I was born in Sydney city and spent much of my first 21 years wandering the streets there, many happy memories and lots of days spent in the botanic gardens looking out at the harbour, wandering through the Rocks area, riding on ferries or sitting at the old Central station watching the steam trains and the the people come and go.
If any of you come to Australia you must roam around Sydney.

Anonymous said...

Kristy (my 13 year old daughter)found lots of candles and told us that no-one could use any lights from 7.30pm till 9pm... so we watched Robin Hood in candle-light!!! Many houses around us in Hobart turned off their lights for Earth Hour.

Will said...

We got into this and went to a local park with a great view of Melbourne to see all the lights go out. It was a bit of a let down - not as many went out as we'd hoped. Then we went home and had dukkah in the dark, carrying around candles to and from the kitchen to bring over the plates of olive oil and bread! Good old fashioned lighting.
Shouldn't we be doing this more often?

Maggie said...

I agree when I was a small child we seemed to have lots of blackouts so we would get out the candles and sit around and chat. I also remember in the 70's it was fashionable to have dinner parties and have fondue heated gently over bees wax candles and and have candle lit dinners and someone would play guitar and we would sing and talk about all sorts of topics.

gardengal said...

Well I hate to be the voice of dissent, but if the Adelaide Council could turn off all the lights one night, but can't be bothered doing it every night, then they don't give a damn about the environment. Its just green washing.
The whole exercise is just to salve middle class angst. Wouldn't it be much better if everyone sat down and resolved not to leave any uneccessary lights on this year? To postpone buying that new car 'til next year? (and the year after and the year after). To examine every new purchase on a needs basis and not buy it if you don't need it? To examine every new purchase on its environmental foot print? To give up polar fleece and knit a jumper? To turn the telly, the computer and all their peripherals off at the power point every night? Not use the AC this summer?
If every person in the western world did one of those things this year, that would make a real impact.

And ... solar garden lights are not a sustainable form of lighting. They were never meant to be. They are a way of getting garden lights without running power into the garden.

Kate said...
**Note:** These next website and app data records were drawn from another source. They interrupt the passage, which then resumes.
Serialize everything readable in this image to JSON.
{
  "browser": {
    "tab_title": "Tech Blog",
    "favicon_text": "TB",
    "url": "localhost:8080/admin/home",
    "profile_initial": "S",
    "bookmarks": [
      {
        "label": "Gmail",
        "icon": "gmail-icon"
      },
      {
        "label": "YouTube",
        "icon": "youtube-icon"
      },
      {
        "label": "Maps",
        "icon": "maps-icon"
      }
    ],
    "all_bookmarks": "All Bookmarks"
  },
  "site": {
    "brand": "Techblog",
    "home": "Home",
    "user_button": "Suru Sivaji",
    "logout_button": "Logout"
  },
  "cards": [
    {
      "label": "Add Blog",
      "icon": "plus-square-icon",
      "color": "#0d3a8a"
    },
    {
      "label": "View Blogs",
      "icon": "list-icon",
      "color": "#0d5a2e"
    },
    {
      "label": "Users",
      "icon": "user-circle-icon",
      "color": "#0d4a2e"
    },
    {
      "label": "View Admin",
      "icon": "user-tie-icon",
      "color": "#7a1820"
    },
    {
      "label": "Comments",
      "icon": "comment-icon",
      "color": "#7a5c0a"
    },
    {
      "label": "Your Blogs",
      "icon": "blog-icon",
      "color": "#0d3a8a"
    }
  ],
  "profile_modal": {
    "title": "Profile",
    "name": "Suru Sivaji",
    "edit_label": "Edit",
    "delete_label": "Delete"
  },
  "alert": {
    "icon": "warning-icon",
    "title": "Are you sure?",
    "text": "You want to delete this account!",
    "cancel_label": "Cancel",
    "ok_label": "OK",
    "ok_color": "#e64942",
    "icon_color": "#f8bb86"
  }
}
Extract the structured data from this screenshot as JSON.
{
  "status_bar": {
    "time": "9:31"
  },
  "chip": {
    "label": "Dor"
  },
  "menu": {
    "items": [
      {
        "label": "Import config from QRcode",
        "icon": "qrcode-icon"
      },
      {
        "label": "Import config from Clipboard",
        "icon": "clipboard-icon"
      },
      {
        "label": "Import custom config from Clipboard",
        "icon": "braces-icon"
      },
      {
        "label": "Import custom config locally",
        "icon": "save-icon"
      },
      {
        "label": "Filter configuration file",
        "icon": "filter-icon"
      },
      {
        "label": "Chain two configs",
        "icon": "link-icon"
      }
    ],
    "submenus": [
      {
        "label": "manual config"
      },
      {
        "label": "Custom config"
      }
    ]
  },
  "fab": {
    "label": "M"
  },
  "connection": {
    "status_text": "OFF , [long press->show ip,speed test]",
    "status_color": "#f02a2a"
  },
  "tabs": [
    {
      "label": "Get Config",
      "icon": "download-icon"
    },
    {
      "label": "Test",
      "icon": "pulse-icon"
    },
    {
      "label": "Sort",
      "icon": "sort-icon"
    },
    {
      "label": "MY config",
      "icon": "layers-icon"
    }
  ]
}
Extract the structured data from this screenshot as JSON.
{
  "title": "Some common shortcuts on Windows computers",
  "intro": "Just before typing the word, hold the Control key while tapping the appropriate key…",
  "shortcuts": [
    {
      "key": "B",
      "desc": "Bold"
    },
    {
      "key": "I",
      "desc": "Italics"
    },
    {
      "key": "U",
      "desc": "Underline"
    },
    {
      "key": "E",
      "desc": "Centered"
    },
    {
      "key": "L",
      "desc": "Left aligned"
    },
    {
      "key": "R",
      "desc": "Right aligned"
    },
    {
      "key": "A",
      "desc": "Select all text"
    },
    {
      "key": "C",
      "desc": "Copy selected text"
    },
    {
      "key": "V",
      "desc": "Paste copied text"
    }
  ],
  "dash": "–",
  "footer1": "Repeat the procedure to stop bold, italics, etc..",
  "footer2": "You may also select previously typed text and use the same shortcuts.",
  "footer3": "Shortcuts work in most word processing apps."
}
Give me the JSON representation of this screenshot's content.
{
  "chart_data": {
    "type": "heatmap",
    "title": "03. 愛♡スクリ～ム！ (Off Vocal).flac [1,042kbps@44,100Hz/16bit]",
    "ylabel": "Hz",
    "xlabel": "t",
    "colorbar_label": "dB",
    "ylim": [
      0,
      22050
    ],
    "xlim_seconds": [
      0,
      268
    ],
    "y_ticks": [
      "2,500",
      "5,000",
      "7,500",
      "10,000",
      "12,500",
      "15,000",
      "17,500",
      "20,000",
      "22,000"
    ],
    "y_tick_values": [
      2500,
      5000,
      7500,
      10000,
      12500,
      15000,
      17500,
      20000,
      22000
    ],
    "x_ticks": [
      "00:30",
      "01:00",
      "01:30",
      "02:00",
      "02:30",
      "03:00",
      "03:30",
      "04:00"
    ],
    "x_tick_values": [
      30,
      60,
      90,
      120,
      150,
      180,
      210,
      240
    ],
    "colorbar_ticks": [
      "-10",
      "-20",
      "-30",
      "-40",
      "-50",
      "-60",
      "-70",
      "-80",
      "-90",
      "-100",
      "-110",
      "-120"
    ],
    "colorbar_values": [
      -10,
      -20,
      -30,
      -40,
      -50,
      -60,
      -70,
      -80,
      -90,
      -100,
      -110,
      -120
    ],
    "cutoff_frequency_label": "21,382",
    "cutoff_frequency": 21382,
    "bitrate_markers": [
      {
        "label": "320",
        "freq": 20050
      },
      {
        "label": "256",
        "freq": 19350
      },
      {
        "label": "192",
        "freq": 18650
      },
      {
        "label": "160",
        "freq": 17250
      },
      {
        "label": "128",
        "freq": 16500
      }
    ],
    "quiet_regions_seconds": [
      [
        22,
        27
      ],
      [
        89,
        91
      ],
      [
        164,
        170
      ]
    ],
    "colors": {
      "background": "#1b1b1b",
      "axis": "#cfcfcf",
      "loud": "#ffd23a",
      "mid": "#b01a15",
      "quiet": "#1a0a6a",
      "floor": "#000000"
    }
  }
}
Of course you are right and we all know that but all those other people out there need to be educated before any progress can be made. It is no good just you and I treading lightly, so somehow we have to gradually get into people's minds and I think an "Event" is probably, unfortunately the only way to grab the attention of most people. Secondly, solar lights are a fine way to illuminate a space inside at night. Of course it would be better to do more but surely having some people around and eating by the glow of these lanterns is a nice way to start a conversation with un-thinking friends about all this. Maybe you are just feeling a bit grumpy, gardengal, like I often do!

joco said...

Hiya Kate,

I only found out a few minutes before 20.00 hrs because of google's search page being black. No mention on our UK news either before or after the event.

We spent a happy hour just sitting in the dark, not even a candle or torch. ( solar lanterns: brill!)

I would have liked to learn what impact an hour makes, globally or by country. We live in the middle of nowhere, so I couldn't even tell how many took part as there are never any lights visible.

This ought to be a weekly occurrance. Great job you over there starting this last year.